> _What the exercise asks_:
Copy all lines containing the string "JSON" from the records below.

[Data records for software interfaces]

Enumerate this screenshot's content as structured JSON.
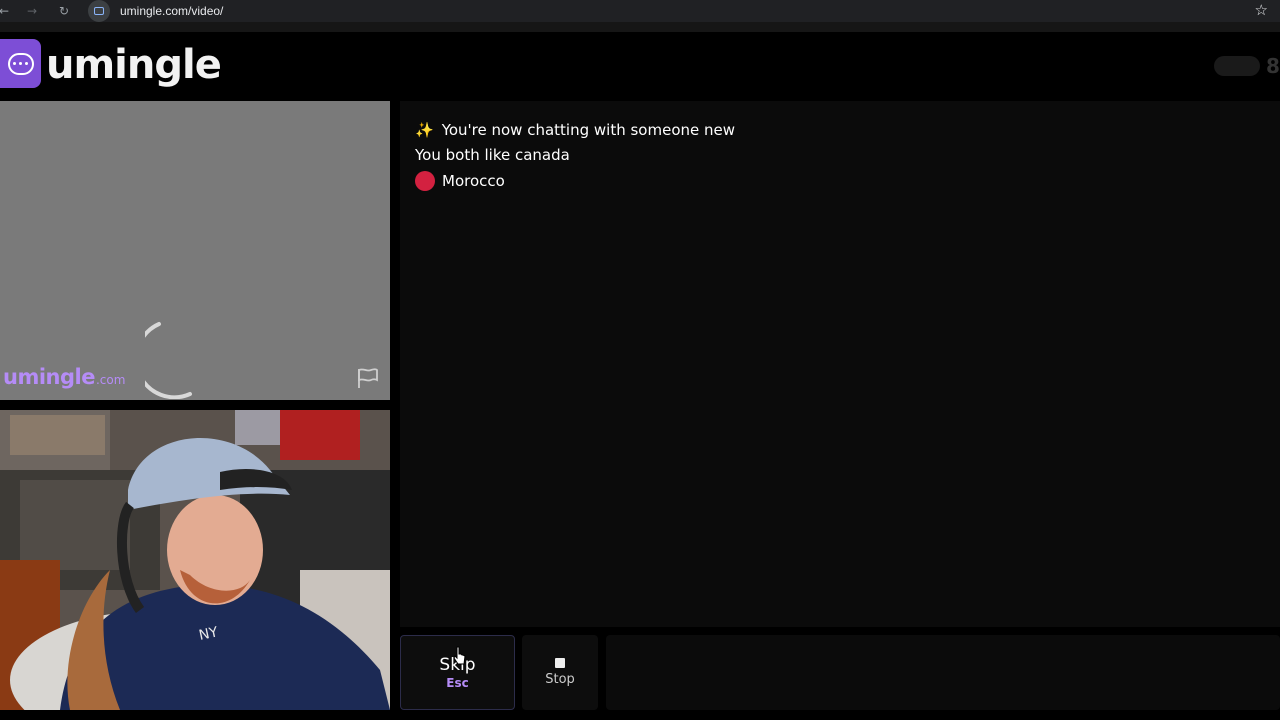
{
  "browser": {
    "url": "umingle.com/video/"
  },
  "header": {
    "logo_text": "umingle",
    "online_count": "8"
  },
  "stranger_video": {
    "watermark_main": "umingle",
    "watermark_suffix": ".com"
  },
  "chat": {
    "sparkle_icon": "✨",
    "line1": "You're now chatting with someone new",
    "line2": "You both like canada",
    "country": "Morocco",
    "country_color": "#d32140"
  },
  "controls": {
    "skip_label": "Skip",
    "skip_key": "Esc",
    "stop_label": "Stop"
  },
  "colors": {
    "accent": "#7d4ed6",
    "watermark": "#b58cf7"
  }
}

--

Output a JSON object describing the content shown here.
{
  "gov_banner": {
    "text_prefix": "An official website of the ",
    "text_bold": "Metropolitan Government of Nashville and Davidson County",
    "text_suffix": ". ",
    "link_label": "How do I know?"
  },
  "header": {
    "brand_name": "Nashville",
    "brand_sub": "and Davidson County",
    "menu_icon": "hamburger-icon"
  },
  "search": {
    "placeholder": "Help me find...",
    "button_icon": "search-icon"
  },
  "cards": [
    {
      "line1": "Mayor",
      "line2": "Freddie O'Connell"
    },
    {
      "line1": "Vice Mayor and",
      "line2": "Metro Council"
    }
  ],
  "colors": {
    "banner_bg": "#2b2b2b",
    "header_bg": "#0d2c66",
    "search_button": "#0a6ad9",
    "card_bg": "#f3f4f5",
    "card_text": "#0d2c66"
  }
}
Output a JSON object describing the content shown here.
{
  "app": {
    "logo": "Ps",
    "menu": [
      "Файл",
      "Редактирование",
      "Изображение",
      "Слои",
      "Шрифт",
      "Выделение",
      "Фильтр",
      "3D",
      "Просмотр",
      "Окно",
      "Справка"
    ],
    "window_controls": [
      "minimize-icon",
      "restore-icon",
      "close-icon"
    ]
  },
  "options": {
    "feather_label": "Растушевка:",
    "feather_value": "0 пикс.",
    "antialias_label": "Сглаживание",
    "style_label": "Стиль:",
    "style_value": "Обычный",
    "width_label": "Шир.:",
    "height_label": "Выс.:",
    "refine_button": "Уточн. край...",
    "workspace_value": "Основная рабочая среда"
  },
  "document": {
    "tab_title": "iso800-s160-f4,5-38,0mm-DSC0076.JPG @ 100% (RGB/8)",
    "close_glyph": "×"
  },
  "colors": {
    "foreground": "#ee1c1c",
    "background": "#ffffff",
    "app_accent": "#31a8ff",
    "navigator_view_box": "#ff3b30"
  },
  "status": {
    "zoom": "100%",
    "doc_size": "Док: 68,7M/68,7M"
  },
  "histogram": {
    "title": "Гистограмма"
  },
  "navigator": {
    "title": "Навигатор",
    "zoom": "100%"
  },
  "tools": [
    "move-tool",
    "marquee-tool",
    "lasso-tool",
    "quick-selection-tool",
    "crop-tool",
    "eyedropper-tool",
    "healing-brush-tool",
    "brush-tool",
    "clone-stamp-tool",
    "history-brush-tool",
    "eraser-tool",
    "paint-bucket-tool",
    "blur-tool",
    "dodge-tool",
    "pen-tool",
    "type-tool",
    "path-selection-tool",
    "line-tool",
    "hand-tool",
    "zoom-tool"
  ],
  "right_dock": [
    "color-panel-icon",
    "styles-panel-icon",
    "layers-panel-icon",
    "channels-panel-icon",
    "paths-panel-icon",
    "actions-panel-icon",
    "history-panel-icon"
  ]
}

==

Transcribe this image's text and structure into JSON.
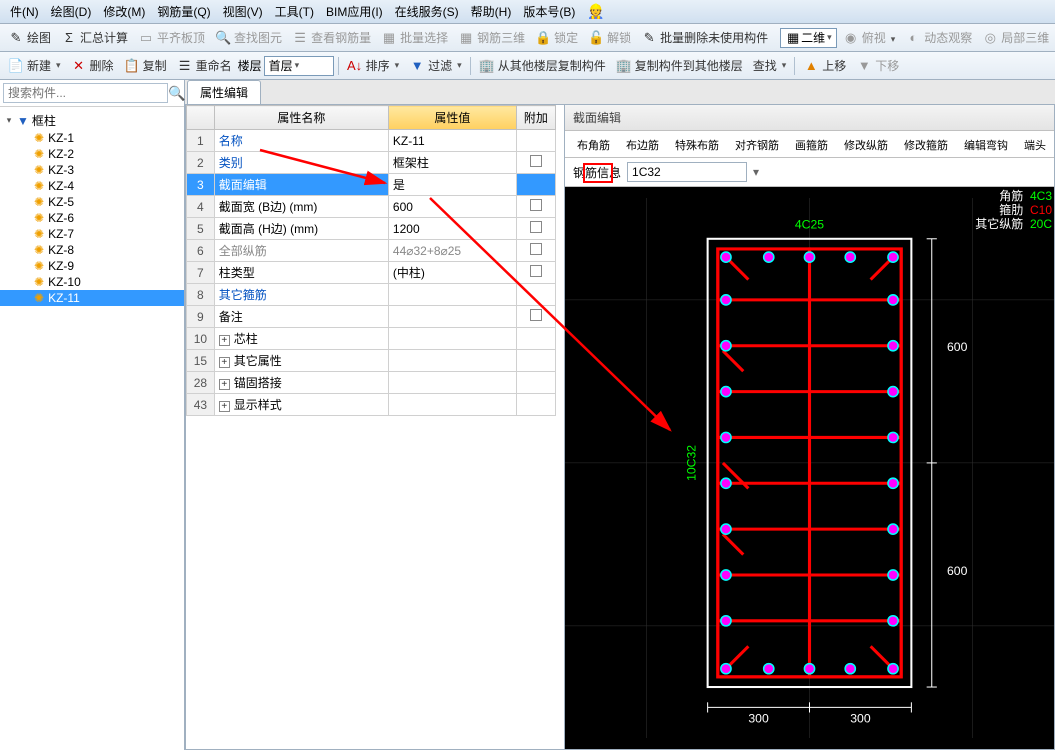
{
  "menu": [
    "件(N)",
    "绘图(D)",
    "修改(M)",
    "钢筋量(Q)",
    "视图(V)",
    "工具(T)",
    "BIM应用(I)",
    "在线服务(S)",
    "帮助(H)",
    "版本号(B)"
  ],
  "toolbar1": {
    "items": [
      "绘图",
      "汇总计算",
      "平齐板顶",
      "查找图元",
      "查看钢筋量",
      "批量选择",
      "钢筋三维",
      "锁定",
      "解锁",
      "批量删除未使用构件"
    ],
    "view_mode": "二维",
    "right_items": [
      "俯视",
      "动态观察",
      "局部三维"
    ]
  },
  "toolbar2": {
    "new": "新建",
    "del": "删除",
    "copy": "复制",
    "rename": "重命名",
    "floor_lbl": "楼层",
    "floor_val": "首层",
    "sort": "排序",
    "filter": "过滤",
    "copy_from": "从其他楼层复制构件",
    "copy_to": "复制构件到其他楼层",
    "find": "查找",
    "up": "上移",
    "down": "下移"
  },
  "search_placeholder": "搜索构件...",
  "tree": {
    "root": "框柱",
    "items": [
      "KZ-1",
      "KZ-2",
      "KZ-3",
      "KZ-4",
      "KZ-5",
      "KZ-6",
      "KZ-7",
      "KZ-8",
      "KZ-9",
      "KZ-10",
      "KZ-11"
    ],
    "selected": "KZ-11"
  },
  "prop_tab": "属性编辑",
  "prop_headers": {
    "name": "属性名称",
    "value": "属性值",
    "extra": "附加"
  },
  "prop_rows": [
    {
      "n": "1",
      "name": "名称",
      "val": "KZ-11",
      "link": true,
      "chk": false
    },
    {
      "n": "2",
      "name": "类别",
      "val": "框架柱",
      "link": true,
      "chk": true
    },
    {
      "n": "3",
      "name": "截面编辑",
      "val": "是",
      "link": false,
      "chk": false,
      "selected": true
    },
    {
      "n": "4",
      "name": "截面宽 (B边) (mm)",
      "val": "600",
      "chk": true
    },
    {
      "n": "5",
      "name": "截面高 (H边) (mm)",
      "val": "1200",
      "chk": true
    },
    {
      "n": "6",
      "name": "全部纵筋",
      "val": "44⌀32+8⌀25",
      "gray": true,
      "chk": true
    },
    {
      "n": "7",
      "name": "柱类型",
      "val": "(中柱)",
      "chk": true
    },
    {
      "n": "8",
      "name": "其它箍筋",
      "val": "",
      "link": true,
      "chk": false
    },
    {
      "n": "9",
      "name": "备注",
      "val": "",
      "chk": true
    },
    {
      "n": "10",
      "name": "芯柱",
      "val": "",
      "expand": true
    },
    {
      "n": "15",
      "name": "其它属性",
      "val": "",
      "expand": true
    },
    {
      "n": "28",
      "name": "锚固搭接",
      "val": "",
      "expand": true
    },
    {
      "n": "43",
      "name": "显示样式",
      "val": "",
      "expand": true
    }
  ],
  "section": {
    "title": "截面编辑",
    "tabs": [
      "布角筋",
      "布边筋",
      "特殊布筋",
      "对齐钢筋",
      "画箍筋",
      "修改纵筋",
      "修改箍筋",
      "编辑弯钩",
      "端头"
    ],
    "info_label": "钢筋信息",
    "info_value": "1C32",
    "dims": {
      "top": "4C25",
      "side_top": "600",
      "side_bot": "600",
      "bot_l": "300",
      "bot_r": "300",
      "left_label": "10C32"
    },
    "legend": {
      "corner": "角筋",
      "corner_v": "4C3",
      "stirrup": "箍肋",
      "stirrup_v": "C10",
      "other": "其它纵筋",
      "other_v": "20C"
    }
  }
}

> _Result for this task_:
Enumerate this screenshot's content as structured JSON.
Output a JSON object describing the content shown here.
Output a JSON object describing the content shown here.
Transcribe this image's text and structure into JSON.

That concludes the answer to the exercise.